PROVIDED MATERIAL Start Marker

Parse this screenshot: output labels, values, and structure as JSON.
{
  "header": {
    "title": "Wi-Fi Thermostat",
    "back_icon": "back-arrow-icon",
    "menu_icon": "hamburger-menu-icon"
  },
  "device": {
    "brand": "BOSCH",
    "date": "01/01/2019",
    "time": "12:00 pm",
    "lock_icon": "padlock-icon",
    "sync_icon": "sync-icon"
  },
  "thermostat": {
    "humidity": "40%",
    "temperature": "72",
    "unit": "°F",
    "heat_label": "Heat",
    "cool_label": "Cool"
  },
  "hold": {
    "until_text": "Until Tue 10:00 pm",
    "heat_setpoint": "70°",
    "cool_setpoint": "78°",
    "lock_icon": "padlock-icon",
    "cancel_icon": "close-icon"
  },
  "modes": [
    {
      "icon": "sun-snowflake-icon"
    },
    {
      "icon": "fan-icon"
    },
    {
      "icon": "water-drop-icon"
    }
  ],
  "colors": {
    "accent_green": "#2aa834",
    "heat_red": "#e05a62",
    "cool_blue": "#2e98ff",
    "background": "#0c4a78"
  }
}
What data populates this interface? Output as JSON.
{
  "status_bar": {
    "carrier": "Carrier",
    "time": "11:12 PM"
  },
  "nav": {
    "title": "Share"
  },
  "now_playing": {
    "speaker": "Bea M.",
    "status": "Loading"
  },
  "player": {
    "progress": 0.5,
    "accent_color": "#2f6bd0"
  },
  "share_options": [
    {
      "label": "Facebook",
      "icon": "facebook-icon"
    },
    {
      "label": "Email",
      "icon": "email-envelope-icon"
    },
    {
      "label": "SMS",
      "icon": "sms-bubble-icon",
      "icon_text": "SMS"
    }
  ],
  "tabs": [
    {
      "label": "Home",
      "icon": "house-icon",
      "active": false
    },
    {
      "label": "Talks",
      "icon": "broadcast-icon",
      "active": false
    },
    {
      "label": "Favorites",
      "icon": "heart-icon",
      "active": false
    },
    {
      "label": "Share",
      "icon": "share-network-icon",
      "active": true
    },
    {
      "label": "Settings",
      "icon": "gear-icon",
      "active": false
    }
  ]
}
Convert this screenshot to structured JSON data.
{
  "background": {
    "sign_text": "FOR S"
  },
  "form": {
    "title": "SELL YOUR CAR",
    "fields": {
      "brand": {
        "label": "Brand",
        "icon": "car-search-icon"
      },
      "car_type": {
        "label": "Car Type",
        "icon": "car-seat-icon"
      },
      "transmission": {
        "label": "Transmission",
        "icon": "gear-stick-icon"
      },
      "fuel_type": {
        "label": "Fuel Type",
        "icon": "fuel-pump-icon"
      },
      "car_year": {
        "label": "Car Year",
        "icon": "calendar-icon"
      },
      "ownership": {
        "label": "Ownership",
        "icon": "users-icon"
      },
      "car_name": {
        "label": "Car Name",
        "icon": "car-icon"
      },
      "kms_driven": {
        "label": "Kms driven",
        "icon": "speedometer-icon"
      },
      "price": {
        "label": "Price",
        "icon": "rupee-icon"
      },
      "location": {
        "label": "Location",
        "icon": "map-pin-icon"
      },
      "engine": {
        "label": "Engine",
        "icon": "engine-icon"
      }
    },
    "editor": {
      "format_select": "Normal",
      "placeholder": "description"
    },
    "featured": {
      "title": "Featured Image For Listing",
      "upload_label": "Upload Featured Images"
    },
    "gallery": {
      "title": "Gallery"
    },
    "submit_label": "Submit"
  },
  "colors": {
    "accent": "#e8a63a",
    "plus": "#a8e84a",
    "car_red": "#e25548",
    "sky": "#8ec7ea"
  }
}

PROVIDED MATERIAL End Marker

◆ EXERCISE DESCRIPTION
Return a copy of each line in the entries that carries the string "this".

◆ COMPLETED TASK
Parse this screenshot: output labels, values, and structure as JSON.
What data populates this interface? Output as JSON.
Convert this screenshot to structured JSON data.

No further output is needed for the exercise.